=== About this task ===
Using the records below, count the lines containing "icon" and give only the total.
(Entries supplied begins)
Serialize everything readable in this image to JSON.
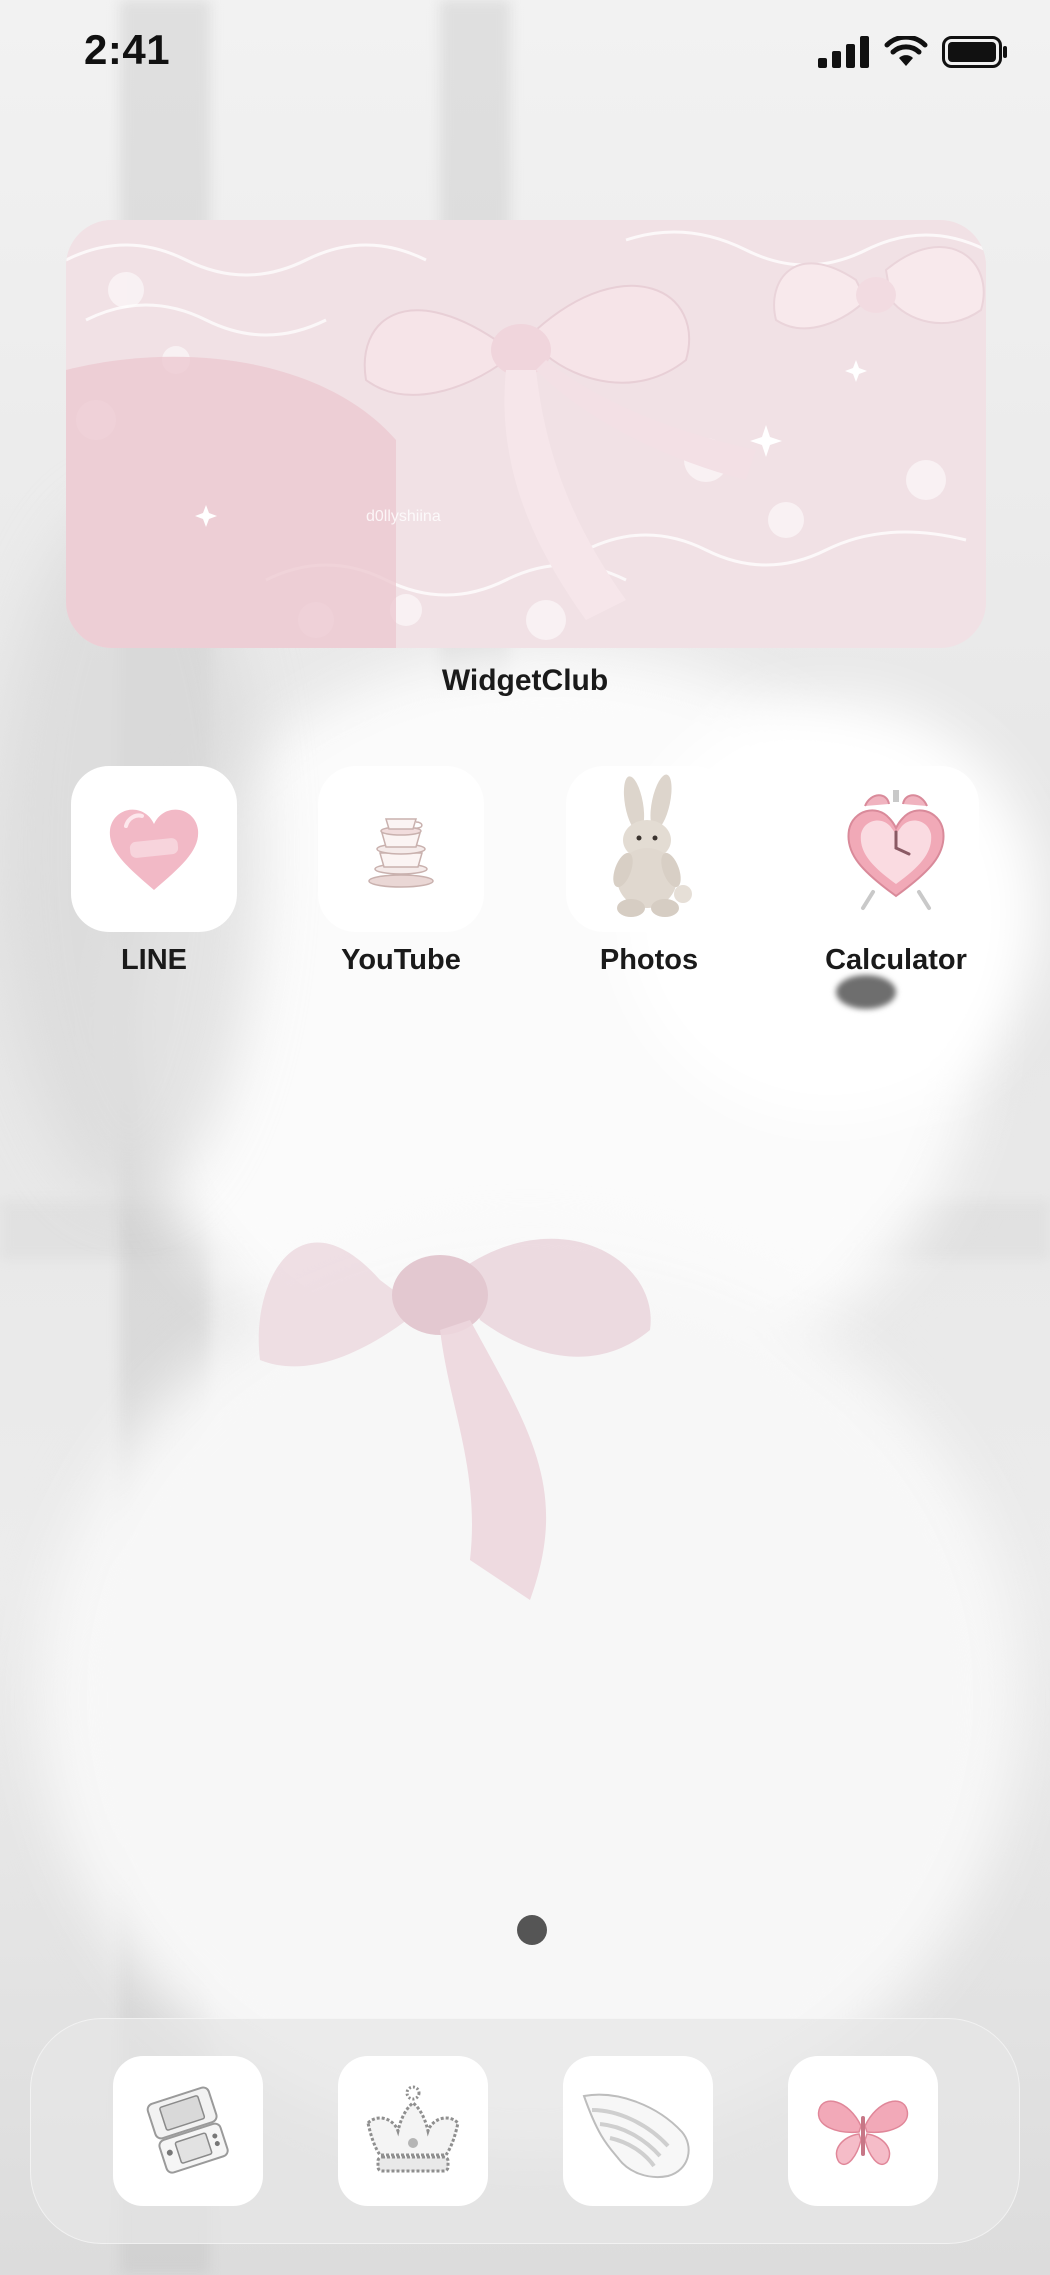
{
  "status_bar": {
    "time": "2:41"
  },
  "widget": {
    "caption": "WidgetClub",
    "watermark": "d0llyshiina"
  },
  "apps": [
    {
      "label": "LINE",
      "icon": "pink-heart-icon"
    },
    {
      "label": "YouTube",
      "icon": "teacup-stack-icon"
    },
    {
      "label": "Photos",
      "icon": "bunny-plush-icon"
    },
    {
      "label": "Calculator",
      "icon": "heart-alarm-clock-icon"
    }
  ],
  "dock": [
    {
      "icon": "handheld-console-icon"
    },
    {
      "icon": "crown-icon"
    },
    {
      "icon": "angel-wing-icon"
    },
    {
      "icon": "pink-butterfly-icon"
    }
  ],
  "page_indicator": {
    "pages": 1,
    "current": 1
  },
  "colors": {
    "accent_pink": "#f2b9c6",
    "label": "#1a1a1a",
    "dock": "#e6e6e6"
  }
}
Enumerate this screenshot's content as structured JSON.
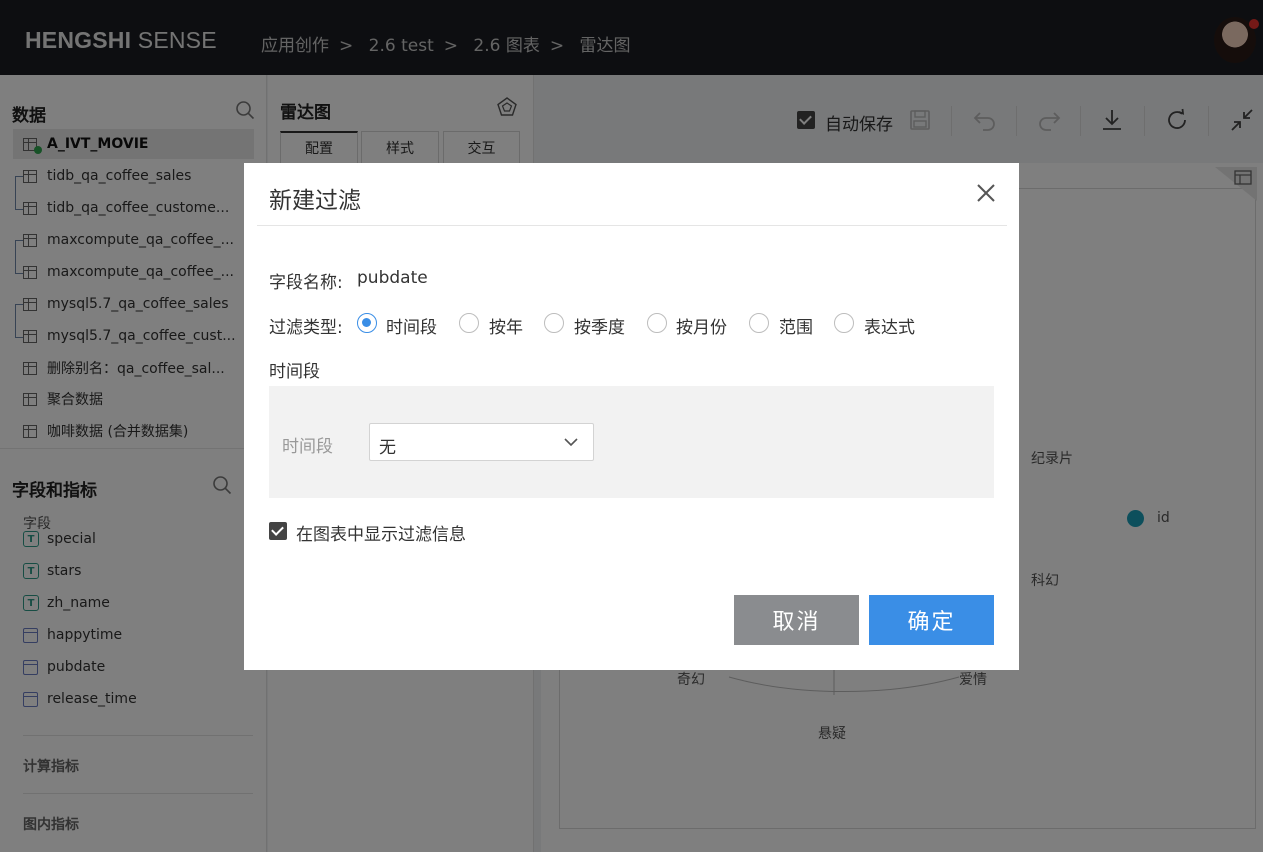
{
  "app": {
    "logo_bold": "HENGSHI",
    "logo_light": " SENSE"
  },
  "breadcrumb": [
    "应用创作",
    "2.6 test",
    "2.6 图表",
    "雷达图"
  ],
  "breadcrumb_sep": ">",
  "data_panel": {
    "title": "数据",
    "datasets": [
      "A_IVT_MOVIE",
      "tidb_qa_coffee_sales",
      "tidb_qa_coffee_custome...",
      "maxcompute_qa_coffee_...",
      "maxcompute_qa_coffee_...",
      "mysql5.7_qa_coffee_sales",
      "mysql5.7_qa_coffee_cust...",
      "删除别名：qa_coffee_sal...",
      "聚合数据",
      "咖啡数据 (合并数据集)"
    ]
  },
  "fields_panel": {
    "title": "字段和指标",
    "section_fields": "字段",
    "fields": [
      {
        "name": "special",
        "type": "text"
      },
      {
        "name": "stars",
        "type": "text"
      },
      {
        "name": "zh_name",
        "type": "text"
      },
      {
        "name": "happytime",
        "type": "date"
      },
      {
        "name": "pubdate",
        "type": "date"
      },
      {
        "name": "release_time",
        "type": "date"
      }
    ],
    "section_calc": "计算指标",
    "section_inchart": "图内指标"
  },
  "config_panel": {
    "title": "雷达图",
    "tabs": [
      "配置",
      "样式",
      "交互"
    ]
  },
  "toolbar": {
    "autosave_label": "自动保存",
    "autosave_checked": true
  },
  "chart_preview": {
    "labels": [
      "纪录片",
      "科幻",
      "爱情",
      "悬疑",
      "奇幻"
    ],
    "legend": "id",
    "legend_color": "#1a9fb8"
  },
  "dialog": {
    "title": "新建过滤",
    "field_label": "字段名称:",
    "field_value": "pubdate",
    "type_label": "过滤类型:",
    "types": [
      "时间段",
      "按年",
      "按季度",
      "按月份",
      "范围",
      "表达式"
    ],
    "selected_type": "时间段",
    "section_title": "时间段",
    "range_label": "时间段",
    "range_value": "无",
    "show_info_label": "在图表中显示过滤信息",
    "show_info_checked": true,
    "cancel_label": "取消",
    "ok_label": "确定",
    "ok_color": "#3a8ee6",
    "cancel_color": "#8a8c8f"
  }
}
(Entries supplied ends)
=== Answer for the task ===
8